A Melbourne Christian school has changed its uniform policy after losing a discrimination case over a young Sikh boy's right to wear a turban.
A Melbourne Christian school has amended its uniform policy after being found to have discriminated against a young Sikh boy because he wore a turban.
The Victorian Civil and Administrative Tribunal in September found Melton Christian College breached the Equal Opportunity Act by not allowing Sidhak Singh Arora, then aged five, to attend the school wearing a patka, or children's turban.
A joint statement by Sidhak's parents and the school says the uniform policy has been amended "to allow exceptions where genuine medical or religious grounds exist, such that Sidhak will be able to start at MCC in the beginning of the 2018 school year".
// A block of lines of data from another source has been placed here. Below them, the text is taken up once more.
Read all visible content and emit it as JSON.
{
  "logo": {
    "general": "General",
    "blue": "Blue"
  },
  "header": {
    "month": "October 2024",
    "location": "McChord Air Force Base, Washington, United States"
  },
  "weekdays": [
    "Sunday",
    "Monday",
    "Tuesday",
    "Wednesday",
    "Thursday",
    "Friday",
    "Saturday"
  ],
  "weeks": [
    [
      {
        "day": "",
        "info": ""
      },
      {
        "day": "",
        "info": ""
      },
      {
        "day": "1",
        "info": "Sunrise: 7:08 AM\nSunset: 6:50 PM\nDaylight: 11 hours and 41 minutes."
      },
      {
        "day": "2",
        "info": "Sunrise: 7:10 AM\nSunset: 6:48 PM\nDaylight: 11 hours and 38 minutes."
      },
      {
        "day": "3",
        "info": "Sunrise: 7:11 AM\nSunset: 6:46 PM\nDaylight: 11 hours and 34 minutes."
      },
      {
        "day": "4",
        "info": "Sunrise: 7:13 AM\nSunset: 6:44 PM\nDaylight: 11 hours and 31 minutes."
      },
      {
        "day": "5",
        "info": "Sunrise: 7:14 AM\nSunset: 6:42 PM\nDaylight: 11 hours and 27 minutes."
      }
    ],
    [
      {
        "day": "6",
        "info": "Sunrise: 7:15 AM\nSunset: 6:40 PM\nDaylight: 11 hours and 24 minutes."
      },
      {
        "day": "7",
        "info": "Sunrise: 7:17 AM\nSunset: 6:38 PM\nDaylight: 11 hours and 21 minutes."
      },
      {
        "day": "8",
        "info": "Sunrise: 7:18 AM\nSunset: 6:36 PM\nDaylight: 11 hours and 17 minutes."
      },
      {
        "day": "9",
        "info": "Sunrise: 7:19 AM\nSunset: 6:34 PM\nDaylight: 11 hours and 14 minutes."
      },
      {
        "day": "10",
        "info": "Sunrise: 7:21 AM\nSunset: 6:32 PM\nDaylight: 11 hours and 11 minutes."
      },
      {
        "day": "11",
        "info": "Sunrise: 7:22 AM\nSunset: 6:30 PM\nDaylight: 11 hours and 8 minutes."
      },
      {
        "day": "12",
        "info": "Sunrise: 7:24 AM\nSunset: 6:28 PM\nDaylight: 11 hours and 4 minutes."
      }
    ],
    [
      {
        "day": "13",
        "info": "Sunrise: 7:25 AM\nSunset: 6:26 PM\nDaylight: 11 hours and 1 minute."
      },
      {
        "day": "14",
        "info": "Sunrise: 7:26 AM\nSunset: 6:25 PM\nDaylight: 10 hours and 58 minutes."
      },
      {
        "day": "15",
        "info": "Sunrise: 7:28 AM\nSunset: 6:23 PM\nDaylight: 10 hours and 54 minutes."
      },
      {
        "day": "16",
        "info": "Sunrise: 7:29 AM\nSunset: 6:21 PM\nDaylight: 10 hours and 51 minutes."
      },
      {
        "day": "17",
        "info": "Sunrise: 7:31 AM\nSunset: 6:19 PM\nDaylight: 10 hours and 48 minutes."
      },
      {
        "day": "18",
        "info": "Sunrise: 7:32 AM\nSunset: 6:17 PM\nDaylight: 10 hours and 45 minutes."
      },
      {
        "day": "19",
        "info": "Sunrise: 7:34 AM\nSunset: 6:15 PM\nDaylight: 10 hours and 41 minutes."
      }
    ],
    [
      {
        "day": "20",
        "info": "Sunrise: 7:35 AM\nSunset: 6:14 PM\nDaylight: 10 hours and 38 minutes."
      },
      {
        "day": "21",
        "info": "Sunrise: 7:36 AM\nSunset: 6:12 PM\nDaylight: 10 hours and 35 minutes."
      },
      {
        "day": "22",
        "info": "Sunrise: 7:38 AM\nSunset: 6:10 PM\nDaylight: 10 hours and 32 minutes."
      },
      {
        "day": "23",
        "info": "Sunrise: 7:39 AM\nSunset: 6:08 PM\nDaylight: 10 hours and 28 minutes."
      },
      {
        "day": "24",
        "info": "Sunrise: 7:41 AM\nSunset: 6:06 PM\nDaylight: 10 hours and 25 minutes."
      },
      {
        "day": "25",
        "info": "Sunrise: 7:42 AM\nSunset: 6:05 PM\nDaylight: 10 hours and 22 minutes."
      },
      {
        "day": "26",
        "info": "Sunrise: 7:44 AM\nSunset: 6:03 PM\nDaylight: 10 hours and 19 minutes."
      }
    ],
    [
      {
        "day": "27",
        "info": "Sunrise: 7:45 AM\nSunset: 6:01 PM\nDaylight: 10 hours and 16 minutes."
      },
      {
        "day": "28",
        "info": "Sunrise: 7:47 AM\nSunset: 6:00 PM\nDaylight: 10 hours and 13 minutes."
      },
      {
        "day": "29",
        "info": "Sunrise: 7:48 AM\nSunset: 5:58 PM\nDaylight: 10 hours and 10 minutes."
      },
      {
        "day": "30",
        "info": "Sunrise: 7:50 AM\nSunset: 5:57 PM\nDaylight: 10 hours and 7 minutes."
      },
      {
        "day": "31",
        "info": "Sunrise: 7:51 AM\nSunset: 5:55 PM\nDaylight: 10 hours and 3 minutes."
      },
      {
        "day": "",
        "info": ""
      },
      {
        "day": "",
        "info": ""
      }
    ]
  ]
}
"MCC regrets the difficulties that took place with respect to the enrolment and the family is grateful to the school for the amendments it has made to the uniform policy in order to welcome Sidhak to the school," the statement read.
Sidhak's parents, Sagardeep Singh Arora and Anureet Kaur Arora, tried in 2016 to enrol their son at the school before the Victorian Equal Opportunity and Human Rights Commission intervened in the case.
The Aroras still wanted Sidhak to attend the Melton Christian College because it was close to home and where Sidhak's cousins studied.
During the VCAT hearing, the school argued its decision was lawful under exemptions to the Equal Opportunity Act.
VCAT ordered the parents and school to negotiate an arrangement to resolve the situation.
The ruling found "MCC's uniform policy, in so far as it prohibits headgear of a non-Christian faith, could be described as 'openly discriminatory'".